Clare's page at poet's graves also includes a short bio.
Sheesh, we had no idea the history of "I Am" was this complicated.
Well, they're supposedly all here. We're not so sure though.
Here's the website for the John Clare Cottage, Clare's home for many years.
Here's the website for the John Clare Society.
Wait wasn't this dude in Star Trek: The Next Generation?
Well, maybe this is what it would have looked like if they had video back then.
We think the candle is a nice touch!
The emo-factor is off the charts here!
The great Christopher Ricks, professor and critic, reads "I Am."
Ah, a nice British voice reading the poem. That's as it should be. Rafe Spall is the star of a hilarious British sitcom: Pete vs. Life. Here he is being much more serious.
Check out a famous painting of Clare.
Here's a drawing of Clare as an old man.
Here's a drawing of High Beech Private Asylum, where Clare was resident from 1837 to 1841, when he escaped.
This is where Clare lived for the last twenty three years of his life (now called St. Andrew's Hospital) as it looked in the nineteenth century. Hey we wouldn't mind living here!
Poet Robert Pinsky briefly discusses Clare and "I Am" on Slate.com
Read an article from the Village Tribune, a magazine produced by and for the modern inhabitants of the villages where Clare lived, that summarizes his life and importance.
This is the best contemporary biography of John Clare, by Jonathan Bate.

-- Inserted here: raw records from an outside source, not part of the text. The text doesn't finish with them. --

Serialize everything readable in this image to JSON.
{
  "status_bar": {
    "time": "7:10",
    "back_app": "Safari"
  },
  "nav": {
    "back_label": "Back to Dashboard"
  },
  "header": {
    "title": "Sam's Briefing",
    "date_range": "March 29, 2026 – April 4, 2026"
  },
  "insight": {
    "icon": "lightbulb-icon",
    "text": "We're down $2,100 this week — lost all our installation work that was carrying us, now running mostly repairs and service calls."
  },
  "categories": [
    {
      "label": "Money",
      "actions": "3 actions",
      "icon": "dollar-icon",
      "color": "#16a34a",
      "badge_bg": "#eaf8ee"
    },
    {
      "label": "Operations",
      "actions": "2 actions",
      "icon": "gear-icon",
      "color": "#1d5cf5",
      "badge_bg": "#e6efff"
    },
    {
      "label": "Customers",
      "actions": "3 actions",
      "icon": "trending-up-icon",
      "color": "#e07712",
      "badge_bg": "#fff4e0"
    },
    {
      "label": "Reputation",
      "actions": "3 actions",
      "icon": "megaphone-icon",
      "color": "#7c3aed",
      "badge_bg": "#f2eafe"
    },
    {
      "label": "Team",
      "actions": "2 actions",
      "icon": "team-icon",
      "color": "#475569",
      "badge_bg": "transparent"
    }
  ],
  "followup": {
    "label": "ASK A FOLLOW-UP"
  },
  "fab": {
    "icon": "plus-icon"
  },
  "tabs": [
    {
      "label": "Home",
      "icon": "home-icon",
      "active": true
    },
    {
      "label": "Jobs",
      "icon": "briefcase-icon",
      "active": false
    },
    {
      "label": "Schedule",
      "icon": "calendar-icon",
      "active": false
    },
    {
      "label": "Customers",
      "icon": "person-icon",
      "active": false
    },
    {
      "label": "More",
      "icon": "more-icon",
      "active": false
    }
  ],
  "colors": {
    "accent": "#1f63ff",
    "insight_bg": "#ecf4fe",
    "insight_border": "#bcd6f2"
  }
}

Google books link to Frederick Martin's Life of John Clare, published in 1865. An important work, but it's also full of many false claims.